Perseus was the first of the heroes of Greek mythology whose exploits in defeating various monsters provided the founding myths of the Twelve Olympians.
Here is where to look in the night sky for the meteor shower
|Made with the aid of Stellarium|
Stellarium - is one of the best (free) tools to aid in astrophotography. There are many things it is capable of which are explained in my blog post here. The nice thing about stellarium is that it works on several different platforms.
Back in November 2012 is when I made the original guide to photographing meteor showers so follow the links and you should be good to go!
1. Wide fast lens
More light = more stars (and shooting stars).
2. High (but workable) ISO
Look at number 1. Make sure it’s not too “Noisy”
3. Long Exposure (will vary depending on several things)
You will be exposing your image anywhere from a few seconds to perhaps even an hour depending on the style you’re going for.
*see below for two styles explained*
4. Dress for the weather
There is nothing worse than being cold or wet when trying to capture that perfect shot. Remember that you can always take clothes off if you are too hot.
5. Pre Scout location during day (safety reasons)
Fumbling around in the dark will get you injured or even worse. Don’t take chances! Know your surroundings and set up in the light.
6. Know the sky (where meteors will come from)
Any photographer (or hack with a camera) worth their salt will tell you that knowing your subject is one of the most important things about photography. This also holds true for shooting celestial events. The nice thing about the night sky is that once you know it, it doesn’t really change that much.

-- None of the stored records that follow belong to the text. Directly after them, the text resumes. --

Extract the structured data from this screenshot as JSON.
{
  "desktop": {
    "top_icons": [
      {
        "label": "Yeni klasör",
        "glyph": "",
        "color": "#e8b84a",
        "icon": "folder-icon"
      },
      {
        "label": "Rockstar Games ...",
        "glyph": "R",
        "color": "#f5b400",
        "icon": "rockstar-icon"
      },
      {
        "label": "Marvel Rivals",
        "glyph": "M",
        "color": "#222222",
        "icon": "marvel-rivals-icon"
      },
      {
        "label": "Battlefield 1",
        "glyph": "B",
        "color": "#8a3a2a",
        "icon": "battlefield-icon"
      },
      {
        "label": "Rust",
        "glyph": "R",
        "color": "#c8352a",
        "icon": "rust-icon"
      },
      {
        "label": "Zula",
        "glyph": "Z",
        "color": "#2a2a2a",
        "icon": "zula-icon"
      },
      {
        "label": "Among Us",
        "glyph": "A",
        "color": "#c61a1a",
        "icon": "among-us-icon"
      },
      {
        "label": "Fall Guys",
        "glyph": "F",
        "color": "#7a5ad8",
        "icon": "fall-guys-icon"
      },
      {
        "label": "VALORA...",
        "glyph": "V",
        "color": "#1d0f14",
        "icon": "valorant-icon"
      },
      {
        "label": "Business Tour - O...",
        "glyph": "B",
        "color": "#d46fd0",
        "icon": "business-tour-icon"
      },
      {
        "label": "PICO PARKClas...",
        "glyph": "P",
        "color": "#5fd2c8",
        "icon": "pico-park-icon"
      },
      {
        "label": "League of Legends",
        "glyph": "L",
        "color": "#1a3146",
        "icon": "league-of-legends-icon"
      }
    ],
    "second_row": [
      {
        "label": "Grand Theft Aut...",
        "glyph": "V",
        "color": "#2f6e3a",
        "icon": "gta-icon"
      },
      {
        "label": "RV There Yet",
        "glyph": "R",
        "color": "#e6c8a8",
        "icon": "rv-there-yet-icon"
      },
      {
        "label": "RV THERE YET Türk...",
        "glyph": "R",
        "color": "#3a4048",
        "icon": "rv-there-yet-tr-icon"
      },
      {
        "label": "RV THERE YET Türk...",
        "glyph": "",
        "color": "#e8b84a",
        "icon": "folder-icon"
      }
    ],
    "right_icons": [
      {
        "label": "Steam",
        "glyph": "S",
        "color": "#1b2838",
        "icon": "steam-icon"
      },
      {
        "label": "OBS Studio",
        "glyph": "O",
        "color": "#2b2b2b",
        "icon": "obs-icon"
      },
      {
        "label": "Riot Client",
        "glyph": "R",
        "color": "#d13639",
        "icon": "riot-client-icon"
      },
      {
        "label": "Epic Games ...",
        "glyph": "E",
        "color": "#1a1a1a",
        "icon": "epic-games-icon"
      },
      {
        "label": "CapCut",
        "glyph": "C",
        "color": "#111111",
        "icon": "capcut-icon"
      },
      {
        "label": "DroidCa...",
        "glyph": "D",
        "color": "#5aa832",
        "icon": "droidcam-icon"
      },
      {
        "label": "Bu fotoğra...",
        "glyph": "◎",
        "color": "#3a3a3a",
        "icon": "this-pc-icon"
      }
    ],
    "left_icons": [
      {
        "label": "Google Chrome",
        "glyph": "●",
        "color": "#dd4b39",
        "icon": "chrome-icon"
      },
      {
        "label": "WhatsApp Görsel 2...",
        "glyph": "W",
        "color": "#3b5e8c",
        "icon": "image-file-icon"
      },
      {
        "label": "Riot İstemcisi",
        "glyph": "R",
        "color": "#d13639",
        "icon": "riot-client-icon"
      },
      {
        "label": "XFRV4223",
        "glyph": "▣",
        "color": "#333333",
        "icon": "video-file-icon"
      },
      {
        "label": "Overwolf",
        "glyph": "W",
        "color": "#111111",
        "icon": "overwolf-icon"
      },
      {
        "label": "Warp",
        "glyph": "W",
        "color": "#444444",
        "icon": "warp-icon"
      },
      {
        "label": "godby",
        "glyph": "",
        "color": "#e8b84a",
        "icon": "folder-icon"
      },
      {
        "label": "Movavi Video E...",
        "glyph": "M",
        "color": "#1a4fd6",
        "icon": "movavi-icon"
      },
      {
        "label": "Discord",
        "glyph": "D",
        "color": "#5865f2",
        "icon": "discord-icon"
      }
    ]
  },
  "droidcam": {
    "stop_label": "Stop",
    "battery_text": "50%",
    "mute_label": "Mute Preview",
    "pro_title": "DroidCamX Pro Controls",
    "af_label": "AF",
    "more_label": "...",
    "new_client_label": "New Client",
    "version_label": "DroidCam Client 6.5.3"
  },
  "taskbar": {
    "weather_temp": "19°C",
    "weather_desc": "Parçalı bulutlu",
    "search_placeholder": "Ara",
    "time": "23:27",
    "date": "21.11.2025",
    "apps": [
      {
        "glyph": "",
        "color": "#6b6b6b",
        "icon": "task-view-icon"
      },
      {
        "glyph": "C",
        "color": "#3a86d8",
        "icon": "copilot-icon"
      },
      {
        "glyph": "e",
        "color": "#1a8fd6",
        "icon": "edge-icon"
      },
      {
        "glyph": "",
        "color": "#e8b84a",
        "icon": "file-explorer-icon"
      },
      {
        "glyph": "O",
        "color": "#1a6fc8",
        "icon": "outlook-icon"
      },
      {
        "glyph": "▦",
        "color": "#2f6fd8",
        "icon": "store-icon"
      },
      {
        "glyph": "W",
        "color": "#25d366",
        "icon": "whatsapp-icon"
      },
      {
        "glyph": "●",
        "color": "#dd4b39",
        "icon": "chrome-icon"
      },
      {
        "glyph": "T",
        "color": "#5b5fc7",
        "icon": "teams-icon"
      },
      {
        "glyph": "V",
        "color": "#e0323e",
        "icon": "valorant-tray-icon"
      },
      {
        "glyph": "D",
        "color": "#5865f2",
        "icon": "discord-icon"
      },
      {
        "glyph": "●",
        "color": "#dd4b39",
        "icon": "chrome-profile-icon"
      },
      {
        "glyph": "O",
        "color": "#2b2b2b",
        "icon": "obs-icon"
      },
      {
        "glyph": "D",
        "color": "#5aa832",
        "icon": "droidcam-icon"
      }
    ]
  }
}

7. Focus manually using “live view” or pre focus(turn off auto focus)
Auto focus will not work at night. If you have live view it will help you to get that perfect focus on the stars.
8. Have patience
You may fail!
9. Have fun
Do not let number 8 get you down, it happens!
10. Know your equipment and conditions.
Depending on the atmosphere and weather, you may find things going on that you aren’t use to happening. Your lens may fog up (this can be prevented using hand warmers and an elastic band to hold it in place). You may find your camera getting wet from rain (plastic bags help here). There are many tricks that you can use, and many of them can be found online.
If you follow these 10 guidelines you will increase your odds of having a successful session.
This is where you’ll see the stars as they appear to you when you look up in the night sky. Depending on your preference, this is the style that you may choose.
You may choose to have a single meteor streaking from the radiant, or you may choose to use a method that I will explain in a later post that will use several images to form a composite showing several meteors streaking from the radiant of the shower. If done well, it will be a very striking image.
Settings for shooting these images are identical to shooting the Milky Way.
Remember the 600 rule. And perhaps even take a few test shots to make sure you got it right in camera first. It will be a much better image if you have framed an interesting shot with a good foreground interest.
Set the intervalometer if you have one, to take several photos in succession.
You will most likely have to move the camera once in a while to keep the radiant of the shower framed how you want it (the earth rotates, which will move the stars in your framing). Shoot like this until you have (hopefully) a few images of “shooting stars”.
You can follow my tutorial on star trails to capture an image this way.
This too can produce a stunning image so really it’s up to you how you choose.If you have any questions feel free to ask.